- Hold recruiting events that have fewer attendees to reduce the social anxiety
- Assign a “buddy” from your organization to students when holding an on-campus recruiting event
- Conduct recruiting events through specific clubs likely to draw a neurodivergent population – i.e.: anime, video/board games, chess, computer science – and host an activity related to the club’s mission
While it is common knowledge that the best way to find a job is through networking, most jobseekers spend a lot of time applying for jobs online; and recruiters spend a lot of time using social media sites looking for candidates. Networking is difficult for most people, but particularly so for those with social cognitive challenges. As a recruiter, keep these best practices in mind when sourcing neurodivergent jobseekers online.
- Use inclusive screening metrics. When reviewing candidates resumes, focus on skills and academic achievements. Look for examples of their work. Don’t assume that someone with limited experience or gaps in their work history can’t do the job.
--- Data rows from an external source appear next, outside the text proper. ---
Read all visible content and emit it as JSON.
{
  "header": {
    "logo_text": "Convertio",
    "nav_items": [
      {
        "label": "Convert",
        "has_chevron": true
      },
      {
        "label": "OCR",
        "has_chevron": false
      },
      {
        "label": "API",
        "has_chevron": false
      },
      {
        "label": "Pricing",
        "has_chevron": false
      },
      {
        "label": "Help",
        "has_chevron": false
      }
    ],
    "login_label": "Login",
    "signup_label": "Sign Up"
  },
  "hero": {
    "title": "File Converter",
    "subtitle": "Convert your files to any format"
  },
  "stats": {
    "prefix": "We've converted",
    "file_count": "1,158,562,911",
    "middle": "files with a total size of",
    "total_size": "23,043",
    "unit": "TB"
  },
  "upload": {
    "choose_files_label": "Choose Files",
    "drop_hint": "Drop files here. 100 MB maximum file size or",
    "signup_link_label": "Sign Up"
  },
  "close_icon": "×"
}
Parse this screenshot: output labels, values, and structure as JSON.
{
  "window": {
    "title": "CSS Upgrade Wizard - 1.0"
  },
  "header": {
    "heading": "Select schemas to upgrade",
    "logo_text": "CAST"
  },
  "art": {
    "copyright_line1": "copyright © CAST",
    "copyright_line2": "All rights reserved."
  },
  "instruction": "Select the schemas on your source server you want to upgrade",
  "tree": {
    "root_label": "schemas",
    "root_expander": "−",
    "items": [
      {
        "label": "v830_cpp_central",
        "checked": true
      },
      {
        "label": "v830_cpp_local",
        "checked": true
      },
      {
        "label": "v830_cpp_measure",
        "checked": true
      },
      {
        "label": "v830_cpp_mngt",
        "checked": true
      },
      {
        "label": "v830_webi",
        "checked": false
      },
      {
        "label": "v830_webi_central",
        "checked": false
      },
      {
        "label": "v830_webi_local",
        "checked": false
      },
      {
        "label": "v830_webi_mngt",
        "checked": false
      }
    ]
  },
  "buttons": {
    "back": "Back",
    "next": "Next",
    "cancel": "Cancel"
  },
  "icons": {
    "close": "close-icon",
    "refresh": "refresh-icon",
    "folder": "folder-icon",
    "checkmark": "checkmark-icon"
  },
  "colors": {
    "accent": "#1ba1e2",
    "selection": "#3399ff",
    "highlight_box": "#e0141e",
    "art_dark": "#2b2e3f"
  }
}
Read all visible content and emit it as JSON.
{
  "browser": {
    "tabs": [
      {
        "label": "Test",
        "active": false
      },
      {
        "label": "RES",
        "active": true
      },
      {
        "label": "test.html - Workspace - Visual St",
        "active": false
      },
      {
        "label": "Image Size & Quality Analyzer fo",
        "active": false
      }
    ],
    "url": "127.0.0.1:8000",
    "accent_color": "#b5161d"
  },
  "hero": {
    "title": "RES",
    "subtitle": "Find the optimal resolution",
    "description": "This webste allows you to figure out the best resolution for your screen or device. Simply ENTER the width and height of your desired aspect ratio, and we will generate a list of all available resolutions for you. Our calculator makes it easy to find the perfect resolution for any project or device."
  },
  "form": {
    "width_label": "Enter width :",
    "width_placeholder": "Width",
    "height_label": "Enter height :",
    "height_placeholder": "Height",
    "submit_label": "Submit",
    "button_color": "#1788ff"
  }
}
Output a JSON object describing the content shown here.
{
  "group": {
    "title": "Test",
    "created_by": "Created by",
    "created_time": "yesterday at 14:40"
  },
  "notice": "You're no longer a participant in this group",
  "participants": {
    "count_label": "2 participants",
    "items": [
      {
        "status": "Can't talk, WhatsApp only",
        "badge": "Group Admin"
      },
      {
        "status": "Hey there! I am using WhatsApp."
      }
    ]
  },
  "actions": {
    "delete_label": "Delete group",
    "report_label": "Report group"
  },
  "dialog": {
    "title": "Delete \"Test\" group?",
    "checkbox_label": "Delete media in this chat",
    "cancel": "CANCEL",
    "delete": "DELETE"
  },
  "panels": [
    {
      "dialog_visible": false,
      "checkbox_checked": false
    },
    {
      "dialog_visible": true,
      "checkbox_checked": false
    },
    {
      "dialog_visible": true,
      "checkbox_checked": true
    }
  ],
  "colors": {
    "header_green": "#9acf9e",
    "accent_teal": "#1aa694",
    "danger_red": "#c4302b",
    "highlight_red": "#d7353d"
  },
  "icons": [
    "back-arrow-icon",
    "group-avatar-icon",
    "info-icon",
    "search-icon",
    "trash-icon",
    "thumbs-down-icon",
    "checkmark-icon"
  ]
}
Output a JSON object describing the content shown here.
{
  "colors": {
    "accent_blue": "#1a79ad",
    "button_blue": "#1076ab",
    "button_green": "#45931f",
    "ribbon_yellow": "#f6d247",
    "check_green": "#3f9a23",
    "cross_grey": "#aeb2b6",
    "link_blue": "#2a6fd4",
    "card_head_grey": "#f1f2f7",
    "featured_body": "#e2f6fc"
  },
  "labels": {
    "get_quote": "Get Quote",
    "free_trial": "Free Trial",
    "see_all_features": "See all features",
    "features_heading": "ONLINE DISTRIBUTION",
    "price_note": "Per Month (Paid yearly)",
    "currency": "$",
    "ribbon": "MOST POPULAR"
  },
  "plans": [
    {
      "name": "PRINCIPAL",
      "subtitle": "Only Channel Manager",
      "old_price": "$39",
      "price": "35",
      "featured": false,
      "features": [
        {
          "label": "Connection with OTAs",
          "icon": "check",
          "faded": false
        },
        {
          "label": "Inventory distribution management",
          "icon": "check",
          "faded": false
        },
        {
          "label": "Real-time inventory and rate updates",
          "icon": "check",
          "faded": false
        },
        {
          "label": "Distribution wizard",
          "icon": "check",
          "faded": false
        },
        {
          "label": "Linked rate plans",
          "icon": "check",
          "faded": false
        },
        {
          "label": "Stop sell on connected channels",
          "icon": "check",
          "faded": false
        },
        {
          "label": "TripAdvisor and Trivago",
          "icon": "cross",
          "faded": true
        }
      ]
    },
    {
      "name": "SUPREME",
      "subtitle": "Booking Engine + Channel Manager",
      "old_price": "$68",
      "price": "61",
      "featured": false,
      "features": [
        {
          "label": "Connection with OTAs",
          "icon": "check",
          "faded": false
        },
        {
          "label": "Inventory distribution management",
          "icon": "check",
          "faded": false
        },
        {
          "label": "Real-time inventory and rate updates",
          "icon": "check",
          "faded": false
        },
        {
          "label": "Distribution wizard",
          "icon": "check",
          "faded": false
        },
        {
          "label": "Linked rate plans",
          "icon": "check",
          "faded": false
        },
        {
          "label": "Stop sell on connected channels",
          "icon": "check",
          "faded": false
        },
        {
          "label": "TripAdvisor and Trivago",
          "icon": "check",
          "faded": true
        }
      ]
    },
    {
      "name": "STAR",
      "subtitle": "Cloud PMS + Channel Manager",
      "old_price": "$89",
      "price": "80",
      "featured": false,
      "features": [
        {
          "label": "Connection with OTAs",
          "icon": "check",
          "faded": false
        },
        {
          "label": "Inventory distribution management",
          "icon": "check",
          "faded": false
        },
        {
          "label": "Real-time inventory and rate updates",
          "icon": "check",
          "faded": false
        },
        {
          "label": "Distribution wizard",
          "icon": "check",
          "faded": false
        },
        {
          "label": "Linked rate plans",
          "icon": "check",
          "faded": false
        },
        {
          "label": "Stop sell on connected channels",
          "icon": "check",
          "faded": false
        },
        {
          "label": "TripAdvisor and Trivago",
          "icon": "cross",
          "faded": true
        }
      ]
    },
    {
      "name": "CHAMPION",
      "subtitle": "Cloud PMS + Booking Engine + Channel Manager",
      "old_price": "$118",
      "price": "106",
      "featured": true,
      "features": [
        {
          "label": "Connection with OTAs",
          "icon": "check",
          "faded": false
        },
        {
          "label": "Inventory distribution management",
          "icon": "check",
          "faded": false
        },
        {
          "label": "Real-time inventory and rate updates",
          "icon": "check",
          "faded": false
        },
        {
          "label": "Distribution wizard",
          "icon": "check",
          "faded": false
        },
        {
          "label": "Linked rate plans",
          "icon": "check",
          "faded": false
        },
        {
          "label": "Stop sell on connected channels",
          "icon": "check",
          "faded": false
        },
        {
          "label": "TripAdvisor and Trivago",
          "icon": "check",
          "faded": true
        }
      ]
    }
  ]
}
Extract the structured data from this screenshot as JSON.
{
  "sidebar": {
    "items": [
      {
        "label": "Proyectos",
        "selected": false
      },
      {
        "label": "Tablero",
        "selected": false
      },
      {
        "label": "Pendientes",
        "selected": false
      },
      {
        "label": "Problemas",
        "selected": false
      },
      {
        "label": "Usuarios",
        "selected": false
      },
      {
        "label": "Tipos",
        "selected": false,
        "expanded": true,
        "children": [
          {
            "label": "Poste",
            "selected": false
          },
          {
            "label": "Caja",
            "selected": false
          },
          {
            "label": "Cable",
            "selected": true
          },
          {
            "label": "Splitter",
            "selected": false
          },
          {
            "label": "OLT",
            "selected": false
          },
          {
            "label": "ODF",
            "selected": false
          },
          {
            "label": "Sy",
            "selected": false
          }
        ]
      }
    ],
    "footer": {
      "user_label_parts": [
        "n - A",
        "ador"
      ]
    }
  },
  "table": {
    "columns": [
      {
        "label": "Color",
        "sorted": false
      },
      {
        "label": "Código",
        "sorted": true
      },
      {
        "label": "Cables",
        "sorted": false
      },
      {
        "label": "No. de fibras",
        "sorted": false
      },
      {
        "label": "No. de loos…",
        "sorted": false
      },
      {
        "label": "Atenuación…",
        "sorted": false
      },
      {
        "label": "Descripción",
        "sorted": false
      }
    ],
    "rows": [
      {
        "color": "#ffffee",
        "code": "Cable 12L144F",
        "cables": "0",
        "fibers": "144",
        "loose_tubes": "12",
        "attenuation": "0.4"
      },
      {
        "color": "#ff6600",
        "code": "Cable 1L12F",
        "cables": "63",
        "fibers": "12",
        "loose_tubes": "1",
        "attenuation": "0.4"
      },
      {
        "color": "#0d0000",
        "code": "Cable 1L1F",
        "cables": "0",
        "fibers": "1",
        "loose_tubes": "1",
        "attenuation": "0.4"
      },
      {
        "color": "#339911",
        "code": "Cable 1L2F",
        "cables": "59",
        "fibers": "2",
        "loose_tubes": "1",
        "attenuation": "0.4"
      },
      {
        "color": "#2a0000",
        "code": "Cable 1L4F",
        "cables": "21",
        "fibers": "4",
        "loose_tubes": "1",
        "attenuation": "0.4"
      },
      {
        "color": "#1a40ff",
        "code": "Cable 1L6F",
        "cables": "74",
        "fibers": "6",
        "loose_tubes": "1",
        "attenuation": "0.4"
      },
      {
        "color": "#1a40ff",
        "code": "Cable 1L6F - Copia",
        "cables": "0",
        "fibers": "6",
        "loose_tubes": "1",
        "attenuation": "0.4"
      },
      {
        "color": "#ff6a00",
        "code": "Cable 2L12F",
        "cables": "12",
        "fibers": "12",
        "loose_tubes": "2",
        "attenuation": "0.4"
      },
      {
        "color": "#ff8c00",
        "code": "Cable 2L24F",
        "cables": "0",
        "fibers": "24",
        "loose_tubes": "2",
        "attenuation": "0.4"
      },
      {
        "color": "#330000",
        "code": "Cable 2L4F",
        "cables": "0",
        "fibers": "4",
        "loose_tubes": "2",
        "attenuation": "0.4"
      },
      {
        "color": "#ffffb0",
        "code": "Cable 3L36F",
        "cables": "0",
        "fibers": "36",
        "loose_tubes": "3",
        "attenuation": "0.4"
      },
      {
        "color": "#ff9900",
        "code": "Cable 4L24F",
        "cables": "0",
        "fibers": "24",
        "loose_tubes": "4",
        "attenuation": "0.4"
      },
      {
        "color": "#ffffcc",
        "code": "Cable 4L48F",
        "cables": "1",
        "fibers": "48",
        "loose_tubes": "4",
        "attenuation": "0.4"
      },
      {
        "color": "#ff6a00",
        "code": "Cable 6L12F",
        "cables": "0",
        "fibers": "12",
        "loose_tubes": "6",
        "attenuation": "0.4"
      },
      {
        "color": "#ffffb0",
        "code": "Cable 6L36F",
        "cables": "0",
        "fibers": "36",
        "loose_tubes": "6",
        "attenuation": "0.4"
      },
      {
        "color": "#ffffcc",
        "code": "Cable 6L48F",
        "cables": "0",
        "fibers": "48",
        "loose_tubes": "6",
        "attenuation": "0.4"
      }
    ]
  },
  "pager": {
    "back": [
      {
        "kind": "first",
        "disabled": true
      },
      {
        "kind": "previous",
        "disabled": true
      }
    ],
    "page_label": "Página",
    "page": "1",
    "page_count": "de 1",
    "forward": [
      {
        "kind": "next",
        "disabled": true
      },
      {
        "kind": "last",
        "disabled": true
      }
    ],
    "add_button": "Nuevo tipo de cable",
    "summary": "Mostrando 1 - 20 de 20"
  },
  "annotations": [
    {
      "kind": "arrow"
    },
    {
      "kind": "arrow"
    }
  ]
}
- When searching sites for candidates, include “autism”, “autistic”, “neurodiverse” and “neurodivergent” in your search terms. Many neurodivergent jobseekers have participated in programs or served as peer mentors in programs for neurodivergent individuals and list them on their resumes. Keep in mind that many candidates attribute the strength of some of their skills to thinking differently, are proud of their neurodivergent profile, and want an employer who values that in them.
- Review the recruiting websites you use to ensure they are inclusive. As discussed in last month’s blog, not only do you want your own company’s website to be accessible and inclusive for neurodivergent talent, consider the same measures for any third-party recruiting sites you use.
Third-party recruiting firms are a common source of talent for many organizations. When looking to include neurodivergent talent however, a number of third-party sources exist that can help employers in a more targeted fashion.
- Neurodivergent-focused sourcing organizations: With the advent of autism hiring programs in the early 2010’s, a few organizations were formed to help employers develop and grow these programs, including the recruiting of autistic talent. Today, over a dozen organizations of this type exist to support employers in sourcing neurodivergent talent. It is important to understand the approach any of these organizations takes in supporting employers, the complement of services they can offer and how that fits with your hiring goals.
- Vocational services agencies: Every state in the U.S. has a vocational services agency that provides employment services to people with disabilities resident in that state. These agencies can be a source of employees for employers, but the agencies will only be able to provide candidates that have voluntarily registered with the state. This means candidates with the requisite skill sets for your hiring needs may not be in the agency’s database when you need them.
- Federal Government/National Association programs: The U.S. government and a couple of national associations sponsor a few programs that allow employers to register to access a database of students with disabilities looking for summer internships (Workforce Recruitment Program, American Assn for the Advancement of Science, and American Assn of People with Disabilities Entry Point program). These programs are for students with all types of disabilities, not specifically those with a neurodivergent profile.
Your Next Steps
If your goal is to source more neurodivergent talent, look at your organization’s recruiting practices. Consider these questions – Are you providing a recruiting environment in which candidates will be comfortable? Are you reviewing candidate profiles using inclusive criteria? Have you reached out to partner organizations that can help you increase your pipeline of neurodivergent talent?
Stay tuned for our June post on inclusive interviewing practices for neurodivergent candidates.